The day of food tasting reminded me of my travels to Greece and Turkey in my younger years. These yummy little parcels we ate all the time as they were so cheap and of course we had very little money.
We would hang outside the pastry shops and wait until they came out of the ovens and pounce on them devouring them in minutes.
I make this spinach and feta pie a lot, probably because it reminds me of those carefree days in the Greek Islands, when time stood still and we didn't have a thing to worry about !

My version is a large pie to feed the crowd as a meal. You can make the same recipe in small triangles or cigars shapes for party food. It is a bit of a fiddle but worth the effort. After you have made this a few times,you may find you like more of one cheese than the other, or a little more chives. I am sure mine is different every time I make it. Remove your phyllo pastry from freezer to fridge overnight to thaw.
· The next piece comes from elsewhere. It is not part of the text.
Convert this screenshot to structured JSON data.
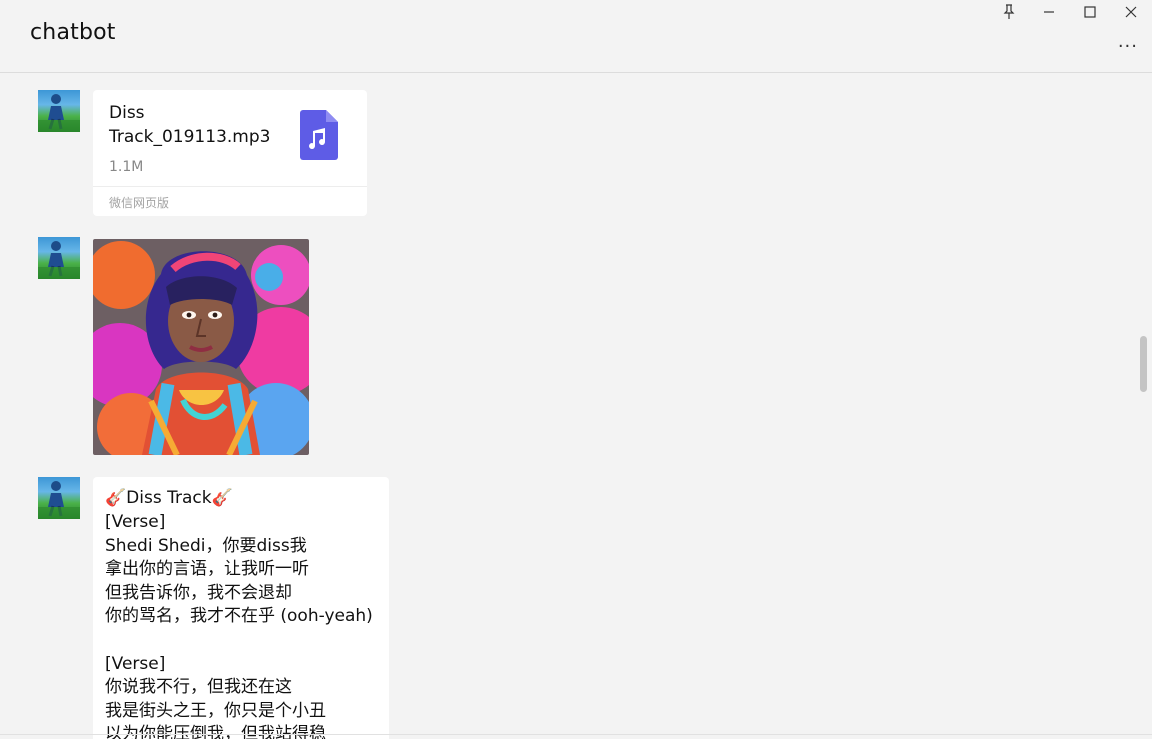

250 grams feta cheese
4 tablespoons parmesan cheese grated
80 grams ricotta cheese
1 egg 
4 tablespoons toasted pine nuts
500 grams spinach frozen or a bunch of fresh spinach
2 tablespoons  chopped chives
2 tablespoons chopped parsley
pinch of nutmeg
10 sheets phyllo pastry
6 tablespoons melted butter

If using fresh spinach, chop and discard stems,  steam  until wilted and drain very well, squeeze excess water out. The same applies to frozen, after cooking the excess water must be squeezed out or your pie will be watery.
Mash the cheeses together and mix with all the other ingredients in a large bowl.
Cover the phyllo with a slightly damp tea towel, as you work, as it will dry out and become brittle.
Brush a sheet of the pastry with melted butter, and layer into the pie dish one at a time until you have five layers..
Fill the dish with the spinach and cheese mixture. Cover with five more layers of pastry buttering each as
you go. Sprinkle with sesame seeds and bake in 175C oven until pastry is golden.